The Quick AnswerWhat is the difference between aisle, isle, and i'll?
An aisle is a passageway (typically in a church).
An isle refers to a small island or peninsula.
I'll is the contracted form of I will or I shall.
Aisle, Isle, or I'll?The words aisle, isle, and i'll all sound identical, but their meanings are very different.
AisleThe noun aisle is a part of a church divided laterally from the nave by a row of pillars or columns. It is also a passageway (usually between rows of seats).
- I just avoid the Doritos aisle at the grocery store.
- For my first wedding, I cried all the way down the aisle.
IsleThe noun isle is an island or peninsula, especially a small one.
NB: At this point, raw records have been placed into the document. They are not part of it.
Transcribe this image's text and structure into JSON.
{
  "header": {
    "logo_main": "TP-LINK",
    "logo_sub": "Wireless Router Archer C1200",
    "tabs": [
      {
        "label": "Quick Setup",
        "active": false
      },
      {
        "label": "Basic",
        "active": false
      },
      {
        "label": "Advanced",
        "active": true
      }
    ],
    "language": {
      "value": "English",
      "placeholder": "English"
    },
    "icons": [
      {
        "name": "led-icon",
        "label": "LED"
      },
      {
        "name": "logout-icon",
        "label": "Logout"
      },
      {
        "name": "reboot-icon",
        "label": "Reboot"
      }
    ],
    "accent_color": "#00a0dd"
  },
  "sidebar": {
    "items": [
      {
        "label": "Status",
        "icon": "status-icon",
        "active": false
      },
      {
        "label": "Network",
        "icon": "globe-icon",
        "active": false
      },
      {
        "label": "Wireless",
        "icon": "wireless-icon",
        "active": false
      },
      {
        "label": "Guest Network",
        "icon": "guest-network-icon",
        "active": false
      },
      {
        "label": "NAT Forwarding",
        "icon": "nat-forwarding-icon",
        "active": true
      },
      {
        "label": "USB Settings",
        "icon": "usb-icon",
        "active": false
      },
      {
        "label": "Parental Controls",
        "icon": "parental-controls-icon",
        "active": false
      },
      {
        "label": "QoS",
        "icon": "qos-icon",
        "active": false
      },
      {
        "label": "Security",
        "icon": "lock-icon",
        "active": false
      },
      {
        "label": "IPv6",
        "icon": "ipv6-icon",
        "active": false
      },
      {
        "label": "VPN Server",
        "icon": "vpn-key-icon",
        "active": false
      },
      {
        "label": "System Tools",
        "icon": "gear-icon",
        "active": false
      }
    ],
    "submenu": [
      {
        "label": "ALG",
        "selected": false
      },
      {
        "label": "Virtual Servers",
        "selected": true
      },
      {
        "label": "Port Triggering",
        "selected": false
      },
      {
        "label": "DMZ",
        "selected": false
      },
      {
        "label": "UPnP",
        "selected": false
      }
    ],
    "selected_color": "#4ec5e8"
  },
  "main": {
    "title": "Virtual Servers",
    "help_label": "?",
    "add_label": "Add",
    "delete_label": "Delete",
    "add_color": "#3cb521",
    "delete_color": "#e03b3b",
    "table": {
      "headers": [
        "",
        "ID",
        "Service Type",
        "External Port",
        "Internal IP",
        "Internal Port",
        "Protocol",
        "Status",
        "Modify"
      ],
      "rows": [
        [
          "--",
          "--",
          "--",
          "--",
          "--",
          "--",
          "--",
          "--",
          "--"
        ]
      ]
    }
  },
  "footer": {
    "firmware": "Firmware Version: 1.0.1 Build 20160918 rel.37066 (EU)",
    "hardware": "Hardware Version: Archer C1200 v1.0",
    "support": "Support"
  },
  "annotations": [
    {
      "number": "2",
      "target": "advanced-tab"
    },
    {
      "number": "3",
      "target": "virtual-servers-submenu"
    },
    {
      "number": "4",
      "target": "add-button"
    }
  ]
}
Examples:
- He's going to boarding school in the Isle of Wight.
- I recited 'The Lake Isle of Innisfree' at a verse speaking competition when I was eight or nine.
I'llI'll is a contraction of I will or I shall.
- I'll lend you one of my night gowns and find some clothes for you to wear in the morning.
- One day I'll know, how far I'll go.
Common Terms with "Aisle," "Isle," and "I'll"Common terms with the word "aisle":
- to walk down the aisle
- cross the aisle
- aisle seat
- The Emerald Isle
- I'll get by